Wolves have been the surprise package this season, sitting eighth and just six points shy of fourth-placed West Ham with two games in hand – so what is driving their bid for Champions League qualification?
Their total of 34 points is eight more than at the same stage last season. In fact, their 10 wins from 22 games played represents their most wins at this stage of a top-division season for 51 years – since recording 10 wins in 1970/71 under Bill McGarry – and that Wolves side went on to finish fourth.
Wolves’ standout strength has been their watertight defence. Their 17 goals conceded is bettered only by Manchester City this season and no other side in the division has conceded fewer goals from open play than Wolves’ 10 to date.
At this stage last term, Wolves had conceded almost double the number of goals (31). Defensively, this is their joint-best season in the top tier ever. The last time they were this watertight was 83 years ago in 1938/39, when they went on to become Division One runners-up.
Only Manchester City have conceded fewer goals from set-pieces and Gabriel’s goal for Arsenal on Thursday night was the first goal Wolves have conceded from a corner in the Premier League this season.
Wolves’ forte has been preventing goals from being scored, outperforming their ‘expected goals against’ (xGa) coefficient more than any other Premier League side.
They currently have an xGa of 28.1, meaning, as a team, Bruno Lage’s side have prevented 11 extra goals from being scored. This is more than double the amount of next-best Chelsea, who have a differential of five.
This metric is related to the quality of chance the opposition has in front of goal, so while you could argue Wolves’ 11 goals prevented may be dependent on the opposition’s inability to score, credit must be given to Wolves’ defensive unit in stopping these shots from going in.
In addition, Wolves’ defensive actions of tackles, clearances and interceptions averages at 49.7 per game – only Leicester (50.2) have registered more in the Premier League this season.
Goalkeeper Jose Sa has arguably been one of the bargains of the season.
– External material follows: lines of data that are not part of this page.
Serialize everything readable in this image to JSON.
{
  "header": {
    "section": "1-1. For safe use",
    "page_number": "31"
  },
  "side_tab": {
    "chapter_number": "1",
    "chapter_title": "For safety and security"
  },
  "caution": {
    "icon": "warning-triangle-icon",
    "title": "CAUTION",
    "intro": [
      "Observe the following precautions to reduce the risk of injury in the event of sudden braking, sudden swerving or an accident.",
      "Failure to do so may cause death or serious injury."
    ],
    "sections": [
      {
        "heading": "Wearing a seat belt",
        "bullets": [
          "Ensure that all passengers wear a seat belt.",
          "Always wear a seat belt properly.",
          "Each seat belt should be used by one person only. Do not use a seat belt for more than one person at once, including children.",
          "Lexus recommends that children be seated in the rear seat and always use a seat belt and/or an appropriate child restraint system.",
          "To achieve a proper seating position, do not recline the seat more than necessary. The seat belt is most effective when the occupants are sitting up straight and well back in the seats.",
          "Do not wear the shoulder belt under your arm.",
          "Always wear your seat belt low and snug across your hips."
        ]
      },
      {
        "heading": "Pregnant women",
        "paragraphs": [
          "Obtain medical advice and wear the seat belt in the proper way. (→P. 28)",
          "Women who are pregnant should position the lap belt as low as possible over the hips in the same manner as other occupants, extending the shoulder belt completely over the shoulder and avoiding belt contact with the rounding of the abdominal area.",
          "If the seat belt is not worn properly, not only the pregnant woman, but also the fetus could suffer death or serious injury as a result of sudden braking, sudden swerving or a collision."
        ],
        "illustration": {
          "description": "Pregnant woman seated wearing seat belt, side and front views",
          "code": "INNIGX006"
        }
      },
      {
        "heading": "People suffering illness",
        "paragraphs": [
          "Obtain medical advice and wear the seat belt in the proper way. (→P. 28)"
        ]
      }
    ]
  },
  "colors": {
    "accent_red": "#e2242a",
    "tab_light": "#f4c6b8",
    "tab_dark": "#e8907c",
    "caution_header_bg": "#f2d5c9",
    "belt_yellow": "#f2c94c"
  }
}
The £6.8m buy from Olympiakos last summer has the best save percentage in the PL this season, saving 80.2 per cent of his shots faced.
He has conceded just 17 goals from 86 shots on target faced. By comparison, former Wolves stopper Rui Patricio had a 66 per cent save percentage last term. Factoring ‘keepers to start 10 or more Premier League games in a campaign, the last ‘keeper to finish a season with a save ratio of more than 80 per cent was David de Gea in 2017/18 with an 80.3 per cent save percentage.
Sa has prevented an extra 4.5 goals from being conceded – only Arsenal’s Aaron Ramsdale has stopped more Premier League goals from being scored this season (5.2). The Portuguese has also saved 51 shots from inside the box this term – only De Gea betters that statistic.
Another huge contributor to Wolves’ impressive defensive stats has been the consistent performances of their regular back three: Max Kilman, Conor Coady and Romain Saiss. All three had started every league game this season prior to Saiss’ call-up by Morocco for the recent Africa Cup of Nations. The trio cost Wolves a grand total of just £6m in the transfer market.
Lage’s side have certainly hit a purple patch in the Premier League, winning four of their last six games. They have conceded only five goals in their last 11 games, with just one goal conceded from open play in these last 11. Most impressively, they have achieved this feat despite playing all the current top-six sides. In the 11 games they have played against current top-half sides this season, they have conceded just six goals – the best record in the division.
Wolves’ Achilles heel this term has been scoring goals – only Norwich and Burnley have scored fewer than their 19 registered in the Premier League. The 1-0 defeat against Arsenal on Thursday was the 11th time in 22 games Wolves had failed to score in the league this season – only Norwich have failed to score in more.
However, when they do score, they make it count. Despite their low return of 19 goals, Lage’s side have managed to accrue 34 points, averaging 1.8 points per goal – the highest points-per-goal ratio of any Premier League side this campaign.
If Wolves can maintain defensive solidity and attacking efficiency, they could end up in Europe’s elite competition for the first time in 62 years – dating back to when they reached the European Cup quarter-finals under Stan Cullis in 1959/60.